I think the big flaw in the pro-casino thnking is that everyone looks at Las Vegas and Atlantic City, seeing a vast influx of cash-bearing visitors, without realizing that, when everyone can gamble close to home, that money's going to be divided. It's like when one pizza shop moves into a community and does a booming business. Six more open up and they all end up in bankruptcy, because there really aren't that many people who want pizza.

Personally, I don't have anything against gambling. It's like drinking -- enjoyable to some, addictive and life-destroying for others. But having spent some time in Las Vegas (where I limited losses to $10/day), I realized that all those old folks dragging their oxygen tanks from slot machine to slot machine seemed to be having fun.
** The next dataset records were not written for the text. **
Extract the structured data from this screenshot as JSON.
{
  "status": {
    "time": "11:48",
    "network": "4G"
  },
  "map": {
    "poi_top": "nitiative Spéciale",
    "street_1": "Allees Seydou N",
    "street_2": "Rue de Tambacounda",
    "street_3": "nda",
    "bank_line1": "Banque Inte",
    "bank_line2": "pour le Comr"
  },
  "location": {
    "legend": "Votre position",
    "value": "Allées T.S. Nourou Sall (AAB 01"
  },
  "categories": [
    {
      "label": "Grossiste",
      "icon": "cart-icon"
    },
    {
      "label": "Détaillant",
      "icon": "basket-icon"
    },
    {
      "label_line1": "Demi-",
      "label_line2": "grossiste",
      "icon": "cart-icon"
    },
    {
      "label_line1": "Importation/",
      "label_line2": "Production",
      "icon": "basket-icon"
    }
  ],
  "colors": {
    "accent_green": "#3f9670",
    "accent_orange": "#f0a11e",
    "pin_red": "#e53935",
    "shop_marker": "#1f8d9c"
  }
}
And how many places are there where you can go to have a good time for a few rolls of nickels when you're old and sick?

Joyce said...

When we went to Harpers Ferry last year, we went to the casino in Charlestown. It was the most boring hour I've ever spent in my life. I can't imagine being in one for hours on end. And from what I could see, the people at the slots looked like the people who could least afford to be there.

I had a big issue with the casino that was proposed for Gettysburg-right next to East Cavalry Field, on land where J.E.B. Stuart's troops had camped. I'm glad that one was voted down.

PA residents will never see a dime of any of that money that's supposed to be for property tax relief. When the state proposed bringing in slots, ALL the money was to go for property tax relief. The state has made millions on the slots so far this year. Where is it? (Probably paying for the governor's meals--one estimate states his food budget tops two million per year.)

Annette said...

Joyce, I actually edited a little diatribe about the proposed property tax relief out of my post. Thanks for putting it back in for me by way of your comment.

Yes, I'm amazed at how many people seem surprised that we haven't seen that grand reduction in our taxes that was promised back when the powers that be were pushing for the legalization of slots. Ha!

And, I'm glad they failed in their attempt to put a casino near Gettysburg, too. Casinos and racetracks? Yeah, those go together. Casinos and historical battlefields? No way.

Annette said...

Gina, if blowing a roll of nickels is all they're doing, more power to them.

Kristine said...

I'm most definitely not a gambler. I'm a struggling writer, remember? I don't part with what little money I have by chugging it all into a slot machine.

When we're on vacation, we do spend a day in Atlantic City, but it's not to gamble. My husband may play for a little while, but I cringe every time I see him stuff a dollar bill into the slot. My whole reason for going is that we eat lunch at a great sub shop and dinner at the cool Rainforest Cafe restaurant. Yes, I just go for the food.

I'm not a fan of casinos coming to Pittsburgh because I know that the city residents won't see a dime of the money it's supposed to bring in for tax relief. I think it's just going to bring nothing but problems.

Cathy said...

An interesting topic. I must admit, casinos don't do it for me. I'd be very curious to know where the slot money is going. Maybe we need a Sisters investigation. Thanks for the information, ladies.

Annette said...

Kristine, what do you mean, you're not a gambler??? You're putting your heart and soul and a large chunk of time into writing a novel and then gambling that an agent will like it and an editor will like it and the readers will like it. I think all of us writers are gamblers. It's just a different game we're playing.

Annette said...

I was just talking to someone (who wasn't aware that I had posted on this topic today) and she was pleased to tell me how much money she had won playing slots in West Virginia. But when I posed the question to her of how much money she'd spent to "win" that big, she admitted that she didn't know. From the expression on her face, I'm guessing the numbers didn't balance out in her favor.

By the way, this was someone who could NOT afford to lose money. She was trying to win money to make her mortgage payments.